RECORDS SUPPLIED below:

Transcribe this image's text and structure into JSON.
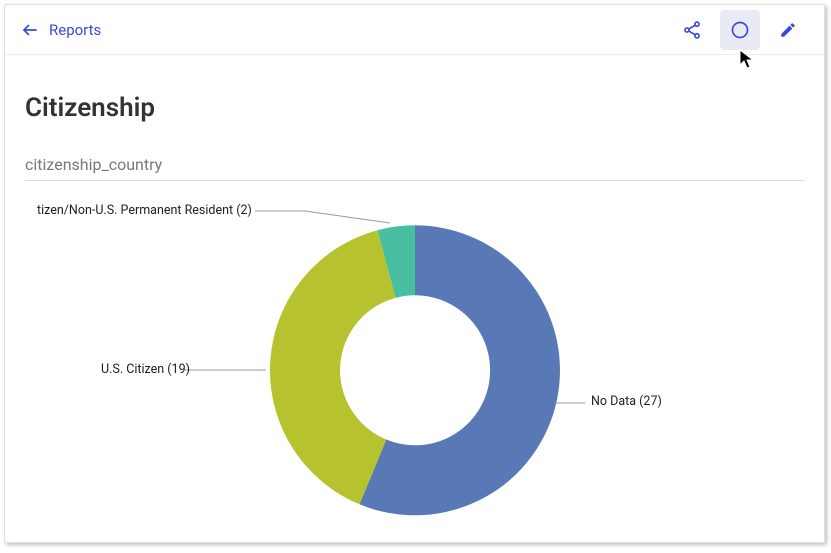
{
  "nav": {
    "back_label": "Reports"
  },
  "page": {
    "title": "Citizenship",
    "field": "citizenship_country"
  },
  "colors": {
    "primary": "#3949d8",
    "slice_nodata": "#5878b6",
    "slice_citizen": "#b6c32f",
    "slice_resident": "#47bfa0"
  },
  "chart_data": {
    "type": "pie",
    "title": "citizenship_country",
    "series": [
      {
        "name": "No Data",
        "value": 27,
        "label": "No Data (27)"
      },
      {
        "name": "U.S. Citizen",
        "value": 19,
        "label": "U.S. Citizen (19)"
      },
      {
        "name": "tizen/Non-U.S. Permanent Resident",
        "value": 2,
        "label": "tizen/Non-U.S. Permanent Resident (2)"
      }
    ],
    "donut": true
  }
}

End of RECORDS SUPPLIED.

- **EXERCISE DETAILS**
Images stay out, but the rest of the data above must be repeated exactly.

- **TASK RESPONSE**
Transcribe this image's text and structure into JSON.
{
  "nav": {
    "back_label": "Reports"
  },
  "page": {
    "title": "Citizenship",
    "field": "citizenship_country"
  },
  "colors": {
    "primary": "#3949d8",
    "slice_nodata": "#5878b6",
    "slice_citizen": "#b6c32f",
    "slice_resident": "#47bfa0"
  },
  "chart_data": {
    "type": "pie",
    "title": "citizenship_country",
    "series": [
      {
        "name": "No Data",
        "value": 27,
        "label": "No Data (27)"
      },
      {
        "name": "U.S. Citizen",
        "value": 19,
        "label": "U.S. Citizen (19)"
      },
      {
        "name": "tizen/Non-U.S. Permanent Resident",
        "value": 2,
        "label": "tizen/Non-U.S. Permanent Resident (2)"
      }
    ],
    "donut": true
  }
}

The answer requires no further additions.